Kassoum Tapo was recently appointed as Minister of Justice. He is a target of the opposition movement, “Mouvement du 5 Juin-Rassemblement des forces patriotiques du Mali” [Movement of June 5 - Rally of the Patriotic Forces of Mali] (M5-RFP). Since June, this group has led protests demanding the president’s resignation. Since Kassoum Tapo became Minister of Justice at the end of July, several activists have been arrested, tried and condemned under abusive conditions, according to M5-RFP.

Another amateur video shows the chaotic scene in front of Prime Minister Soumeylou Boubeye Maïga’s home. Mutinous soldiers arrested the prime minister on Tuesday. Documents are scattered everywhere in front of his residence. The video shows an individual carrying off an air conditioner that was likely stolen.

This morning, Wednesday August 19, calm returned to the streets of Bamako, according to several of our Observers and journalists in the area. 

The military officials who assumed power in Mali announced the establishment of a “National Committee for the Salvation of the People". They confirmed that they intend to have a civilian-led political transition that will lead to general elections within a “reasonable timeframe".

The Community of West African States (ECOWAS) condemned the overthrow of president Ibrahim Boubacar Keïta and his government. In a statement, ECOWAS announced the closure of all air and land borders between Mali and member states. The community also suspended all financial exchanges between Mali and its 15 member states. Mali is also excluded from participating in ECOWAS decision-making committees.

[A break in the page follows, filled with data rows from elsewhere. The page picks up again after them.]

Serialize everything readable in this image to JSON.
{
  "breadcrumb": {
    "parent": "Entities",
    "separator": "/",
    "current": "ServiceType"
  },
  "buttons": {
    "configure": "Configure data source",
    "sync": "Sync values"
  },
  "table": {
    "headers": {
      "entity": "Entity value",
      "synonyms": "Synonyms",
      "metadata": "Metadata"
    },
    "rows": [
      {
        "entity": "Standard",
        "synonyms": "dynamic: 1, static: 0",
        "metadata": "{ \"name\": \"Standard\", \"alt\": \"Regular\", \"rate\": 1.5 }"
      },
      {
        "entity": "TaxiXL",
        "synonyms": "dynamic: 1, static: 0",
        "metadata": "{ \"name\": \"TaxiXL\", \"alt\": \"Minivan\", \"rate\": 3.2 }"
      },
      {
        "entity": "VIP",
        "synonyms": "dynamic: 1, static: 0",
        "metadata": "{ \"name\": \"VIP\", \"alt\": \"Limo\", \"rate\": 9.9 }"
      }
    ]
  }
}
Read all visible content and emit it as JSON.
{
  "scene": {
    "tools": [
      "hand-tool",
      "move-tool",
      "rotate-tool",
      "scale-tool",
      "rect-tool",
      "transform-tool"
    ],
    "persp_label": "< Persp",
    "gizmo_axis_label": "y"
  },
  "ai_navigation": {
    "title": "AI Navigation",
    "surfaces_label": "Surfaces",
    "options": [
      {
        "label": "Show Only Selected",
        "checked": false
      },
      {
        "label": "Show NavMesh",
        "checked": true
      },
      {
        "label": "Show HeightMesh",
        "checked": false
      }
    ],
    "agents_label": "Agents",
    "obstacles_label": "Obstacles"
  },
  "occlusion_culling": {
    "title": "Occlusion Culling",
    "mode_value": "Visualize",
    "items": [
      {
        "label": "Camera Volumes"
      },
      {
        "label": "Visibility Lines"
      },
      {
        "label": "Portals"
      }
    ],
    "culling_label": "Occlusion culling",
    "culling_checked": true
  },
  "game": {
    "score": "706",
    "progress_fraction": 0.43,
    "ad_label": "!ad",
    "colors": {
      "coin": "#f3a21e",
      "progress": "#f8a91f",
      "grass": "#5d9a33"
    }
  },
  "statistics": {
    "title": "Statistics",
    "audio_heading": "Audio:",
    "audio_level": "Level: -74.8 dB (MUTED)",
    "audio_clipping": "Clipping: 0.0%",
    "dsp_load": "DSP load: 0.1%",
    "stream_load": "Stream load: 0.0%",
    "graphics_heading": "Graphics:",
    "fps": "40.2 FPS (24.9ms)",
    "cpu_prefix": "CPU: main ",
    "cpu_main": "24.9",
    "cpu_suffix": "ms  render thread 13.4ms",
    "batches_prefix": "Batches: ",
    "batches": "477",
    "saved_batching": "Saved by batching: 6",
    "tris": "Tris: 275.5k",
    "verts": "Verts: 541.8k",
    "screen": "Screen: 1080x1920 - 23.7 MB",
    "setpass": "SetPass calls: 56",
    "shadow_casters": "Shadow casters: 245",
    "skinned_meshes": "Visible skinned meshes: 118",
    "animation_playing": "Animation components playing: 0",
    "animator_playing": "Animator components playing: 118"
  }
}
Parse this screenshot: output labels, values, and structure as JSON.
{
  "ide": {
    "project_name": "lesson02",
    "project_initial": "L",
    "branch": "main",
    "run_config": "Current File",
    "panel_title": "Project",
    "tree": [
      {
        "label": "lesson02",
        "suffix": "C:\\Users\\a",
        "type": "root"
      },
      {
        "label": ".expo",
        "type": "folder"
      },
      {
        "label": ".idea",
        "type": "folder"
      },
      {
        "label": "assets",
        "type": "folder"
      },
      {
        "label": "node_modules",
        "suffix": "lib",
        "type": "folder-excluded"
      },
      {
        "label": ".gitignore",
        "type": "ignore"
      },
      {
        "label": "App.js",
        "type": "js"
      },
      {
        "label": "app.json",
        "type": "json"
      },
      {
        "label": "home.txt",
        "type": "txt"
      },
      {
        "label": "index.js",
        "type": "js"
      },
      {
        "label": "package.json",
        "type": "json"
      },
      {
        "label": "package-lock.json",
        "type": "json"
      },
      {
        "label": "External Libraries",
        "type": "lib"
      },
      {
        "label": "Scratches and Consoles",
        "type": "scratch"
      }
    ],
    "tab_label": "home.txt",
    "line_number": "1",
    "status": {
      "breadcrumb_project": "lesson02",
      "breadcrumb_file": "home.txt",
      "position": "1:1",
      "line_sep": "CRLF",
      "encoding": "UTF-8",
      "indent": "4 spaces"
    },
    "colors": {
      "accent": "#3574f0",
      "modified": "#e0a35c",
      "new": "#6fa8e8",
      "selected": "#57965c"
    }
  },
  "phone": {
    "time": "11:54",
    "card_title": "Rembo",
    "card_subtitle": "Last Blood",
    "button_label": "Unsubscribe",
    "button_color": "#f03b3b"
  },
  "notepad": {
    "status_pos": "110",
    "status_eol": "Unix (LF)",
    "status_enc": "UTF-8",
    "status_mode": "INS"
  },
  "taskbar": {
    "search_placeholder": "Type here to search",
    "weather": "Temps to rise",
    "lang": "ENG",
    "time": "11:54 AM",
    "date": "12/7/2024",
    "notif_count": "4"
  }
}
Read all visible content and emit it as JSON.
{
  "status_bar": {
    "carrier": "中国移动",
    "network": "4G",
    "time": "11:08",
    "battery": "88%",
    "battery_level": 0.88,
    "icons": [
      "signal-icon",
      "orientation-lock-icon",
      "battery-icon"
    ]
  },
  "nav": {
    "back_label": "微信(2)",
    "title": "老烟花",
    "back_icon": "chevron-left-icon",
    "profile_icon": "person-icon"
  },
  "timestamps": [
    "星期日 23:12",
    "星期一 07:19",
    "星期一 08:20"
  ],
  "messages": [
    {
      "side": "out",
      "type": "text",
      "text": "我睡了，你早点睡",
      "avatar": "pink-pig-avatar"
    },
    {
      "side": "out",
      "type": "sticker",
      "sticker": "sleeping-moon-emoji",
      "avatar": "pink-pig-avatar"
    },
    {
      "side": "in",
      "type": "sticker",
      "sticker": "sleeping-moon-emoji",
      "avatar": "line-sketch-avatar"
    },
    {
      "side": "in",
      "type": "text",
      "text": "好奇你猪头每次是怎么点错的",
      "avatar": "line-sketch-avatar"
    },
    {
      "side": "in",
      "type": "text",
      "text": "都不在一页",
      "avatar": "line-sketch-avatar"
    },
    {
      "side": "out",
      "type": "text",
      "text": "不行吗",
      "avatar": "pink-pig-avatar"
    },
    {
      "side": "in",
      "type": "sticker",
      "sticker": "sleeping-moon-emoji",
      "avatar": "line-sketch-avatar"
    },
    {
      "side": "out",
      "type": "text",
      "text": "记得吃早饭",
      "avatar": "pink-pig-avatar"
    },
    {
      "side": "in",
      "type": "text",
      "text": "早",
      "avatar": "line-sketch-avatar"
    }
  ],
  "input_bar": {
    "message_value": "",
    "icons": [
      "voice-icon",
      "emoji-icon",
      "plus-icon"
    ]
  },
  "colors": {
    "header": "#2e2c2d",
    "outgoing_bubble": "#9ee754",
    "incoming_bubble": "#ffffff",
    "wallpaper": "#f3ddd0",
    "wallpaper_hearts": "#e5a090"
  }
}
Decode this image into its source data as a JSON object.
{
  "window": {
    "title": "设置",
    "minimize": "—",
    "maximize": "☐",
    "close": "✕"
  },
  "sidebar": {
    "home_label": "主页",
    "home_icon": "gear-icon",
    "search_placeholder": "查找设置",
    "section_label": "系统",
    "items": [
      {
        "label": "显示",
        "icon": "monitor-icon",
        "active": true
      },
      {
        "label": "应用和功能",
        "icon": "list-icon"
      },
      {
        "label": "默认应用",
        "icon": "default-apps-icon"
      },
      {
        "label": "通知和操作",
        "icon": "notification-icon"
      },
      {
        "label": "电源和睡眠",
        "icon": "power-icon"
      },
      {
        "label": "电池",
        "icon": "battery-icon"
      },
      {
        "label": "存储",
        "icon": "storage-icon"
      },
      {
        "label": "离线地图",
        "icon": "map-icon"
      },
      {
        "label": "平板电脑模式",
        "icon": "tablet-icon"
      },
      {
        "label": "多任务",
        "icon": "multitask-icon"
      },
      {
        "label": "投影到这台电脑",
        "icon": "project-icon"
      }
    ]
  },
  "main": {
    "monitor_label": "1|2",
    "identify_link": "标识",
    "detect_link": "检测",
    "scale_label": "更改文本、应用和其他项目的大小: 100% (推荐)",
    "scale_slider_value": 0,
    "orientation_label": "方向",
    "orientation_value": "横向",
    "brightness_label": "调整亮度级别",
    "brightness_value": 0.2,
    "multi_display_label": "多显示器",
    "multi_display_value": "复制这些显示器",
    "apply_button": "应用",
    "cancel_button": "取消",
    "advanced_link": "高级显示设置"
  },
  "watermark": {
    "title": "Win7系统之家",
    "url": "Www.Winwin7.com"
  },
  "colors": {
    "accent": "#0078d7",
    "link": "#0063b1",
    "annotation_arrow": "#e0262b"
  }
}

If you want to share images of the current situation in Mali with the Observers team, you can send us a message on our Facebook page or send an email to!